Monday, September 29, 2014

A Quick Overview of the High Holidays

Good day everyone!

I've started a new book, Toward a Meaningful Life, and I wanted to share a piece giving a fantastic overview of the Holidays we find ourselves in the midst of --
On Rosh Hashana, we learn that we have the power to still the trembling world and assist in the birth of a new one. The tremors of the old world are the birth pangs of the new. It is within our power to help bring about that rebirth, by taking steps to renew our own spiritual lives (xiii) 
The message of Yom Kippur, the Day of Atonement, is that renewal is possible even after loss and destruction.... Rebirth can be more powerful than the initial birth. The first revelation of the Law on Mount Sinai took forty days, but Moses spent twice as long to persuade G-d to yield to his entreaties and replace the broken tablets. The effort required to rebuild after destruction is much greater than the work of building in the first place. But the rebuilt structure, when it is finally completed, is stronger than the original and can never again be destroyed...Yom Kippur is the holiest day in the year because it is the day when life's essential element, Hope, was born. The message of Yom Kippur is unequivocal: even after great loss, we can repair, rebuild and regenerate... Yom Kippur makes clear how we can achieve these things: by connecting to G-d, to immortality (xiv-xv). 
The festival of joy, Sukkot (Tabernacles), follows in the wake of Rosh Hashana and Yom Kippur with a vital lesson of its own for today's difficult circumstances. Joy is an external sign of the soul's innate celebration of life. Awareness of our indispensable purpose, that we are connected to our Divine mission, is cause for celebration. Conversely, if we are cut off from this awareness - that is, if we feel that our lives lack purpose and direction - we are prey to feelings of insecurity, fear, uncertainty, and despondency... The joy of Sukkot is an extension of the hope born on Yom Kippur. Joy cannot be experienced to the fullest until we have encountered loss and begun to recover, as happens on Yom Kippur. With hope regained, after our broken spirits have revived and we have started to rebuild after loss, we celebrate (xvi).
This is only the beginning of the book. I'm looking forward to reading and learning more!

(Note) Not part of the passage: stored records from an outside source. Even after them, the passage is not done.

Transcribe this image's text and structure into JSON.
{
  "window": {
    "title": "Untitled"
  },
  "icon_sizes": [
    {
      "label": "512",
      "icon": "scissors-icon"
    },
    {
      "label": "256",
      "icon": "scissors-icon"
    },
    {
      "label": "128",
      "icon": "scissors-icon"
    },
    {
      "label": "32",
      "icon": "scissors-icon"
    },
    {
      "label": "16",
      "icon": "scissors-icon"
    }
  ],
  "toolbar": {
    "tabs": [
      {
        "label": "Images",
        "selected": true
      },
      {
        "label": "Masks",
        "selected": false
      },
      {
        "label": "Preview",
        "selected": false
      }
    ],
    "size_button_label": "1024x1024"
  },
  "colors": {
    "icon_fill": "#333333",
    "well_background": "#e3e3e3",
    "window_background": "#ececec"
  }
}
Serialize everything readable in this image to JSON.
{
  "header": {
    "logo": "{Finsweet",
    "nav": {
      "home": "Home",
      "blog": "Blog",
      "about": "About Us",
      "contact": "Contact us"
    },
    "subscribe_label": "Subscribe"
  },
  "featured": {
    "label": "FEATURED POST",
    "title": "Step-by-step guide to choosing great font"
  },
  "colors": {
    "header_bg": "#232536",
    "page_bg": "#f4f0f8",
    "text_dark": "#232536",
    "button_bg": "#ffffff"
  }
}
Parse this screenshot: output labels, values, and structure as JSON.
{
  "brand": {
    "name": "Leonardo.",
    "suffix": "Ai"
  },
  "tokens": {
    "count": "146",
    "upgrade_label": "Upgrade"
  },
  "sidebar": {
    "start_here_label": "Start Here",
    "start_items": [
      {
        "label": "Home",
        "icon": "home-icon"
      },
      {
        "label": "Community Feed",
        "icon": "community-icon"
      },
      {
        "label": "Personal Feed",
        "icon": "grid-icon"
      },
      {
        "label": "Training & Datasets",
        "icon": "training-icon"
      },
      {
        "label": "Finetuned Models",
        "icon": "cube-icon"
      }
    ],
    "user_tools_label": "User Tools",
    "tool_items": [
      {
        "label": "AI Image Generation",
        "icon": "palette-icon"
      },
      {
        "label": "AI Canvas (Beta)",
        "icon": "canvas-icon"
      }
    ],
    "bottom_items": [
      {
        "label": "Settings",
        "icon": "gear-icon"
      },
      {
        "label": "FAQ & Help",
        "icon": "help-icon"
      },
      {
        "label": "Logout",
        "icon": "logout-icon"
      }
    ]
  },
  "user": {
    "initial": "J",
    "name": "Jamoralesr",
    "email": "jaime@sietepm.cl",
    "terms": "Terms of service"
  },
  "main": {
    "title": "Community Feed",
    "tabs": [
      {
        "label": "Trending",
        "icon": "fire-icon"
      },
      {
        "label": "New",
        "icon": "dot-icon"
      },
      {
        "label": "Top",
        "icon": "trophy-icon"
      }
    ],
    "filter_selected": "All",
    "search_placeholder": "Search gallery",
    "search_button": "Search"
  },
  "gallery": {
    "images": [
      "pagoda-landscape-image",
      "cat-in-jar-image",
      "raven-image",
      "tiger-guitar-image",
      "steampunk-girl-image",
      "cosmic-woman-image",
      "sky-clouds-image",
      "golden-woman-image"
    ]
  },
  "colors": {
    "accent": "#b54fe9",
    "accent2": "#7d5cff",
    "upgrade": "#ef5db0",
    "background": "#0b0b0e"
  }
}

Saturday, September 27, 2014

Happy New Year 5775!

How time flies. We're back at the beginning - Shana Tova to all! Happy New Year!

It's the beginning of the Jewish New Year! A celebration completely different than the secular one, we spend the day thinking about G-d as our King.

For me, Rosh HaShana and the upcoming holidays are a bit tough to get my head around. I am blessed with three small people, 3.5 years, 2 years and 3 months old. Getting in the mood and to synagogue is more than a small challenge (more like a bad joke). Happily, I found someone in my building who blew the shofar for me.

I'm revisiting the idea of learning something Jewish for 5 minutes a day. For anyone who thinks that 5 minutes is no big deal should come visit my home. I'm hoping to find that 5 minutes block - rather, I think it may have to be broken up into parts.

I'll share with you a series of books that I enjoy. There are at least six books in the series so far, each focusing on different parts of the Torah. I just finished Let Me Join Your Nation by Yosef Deutsch. (Took me three months, trust me, it's not a long book). It's a novelization of the Book of Ruth. Using commentaries and midrashim, he weaves a coherent narrative, fleshing out the story. What I like about it is that he includes footnotes, so if you were so inclined, you could actually check out the details. I feel like you are learning by reading a book without working too hard.

The next book I'm going to be working through is one I've read before, but it's been about six years since I've cracked it open. It's called, Toward a Meaningful Life: The Wisdom of the Rebbe Menachem Mendel Schneerson. It's got a universal message, so anyone from any faith should get something out of it - but obviously geared toward Jews. I don't remember much from the last time I read it, but I do remember enjoying it. I am excited to give it another read (as slow and painful as that may be).

So again, I'm going to try to write a weekly dvar Torah, and hopefully I won't peter out like I did last time. Try, try again!

A healthy and happy Shana Tova to all!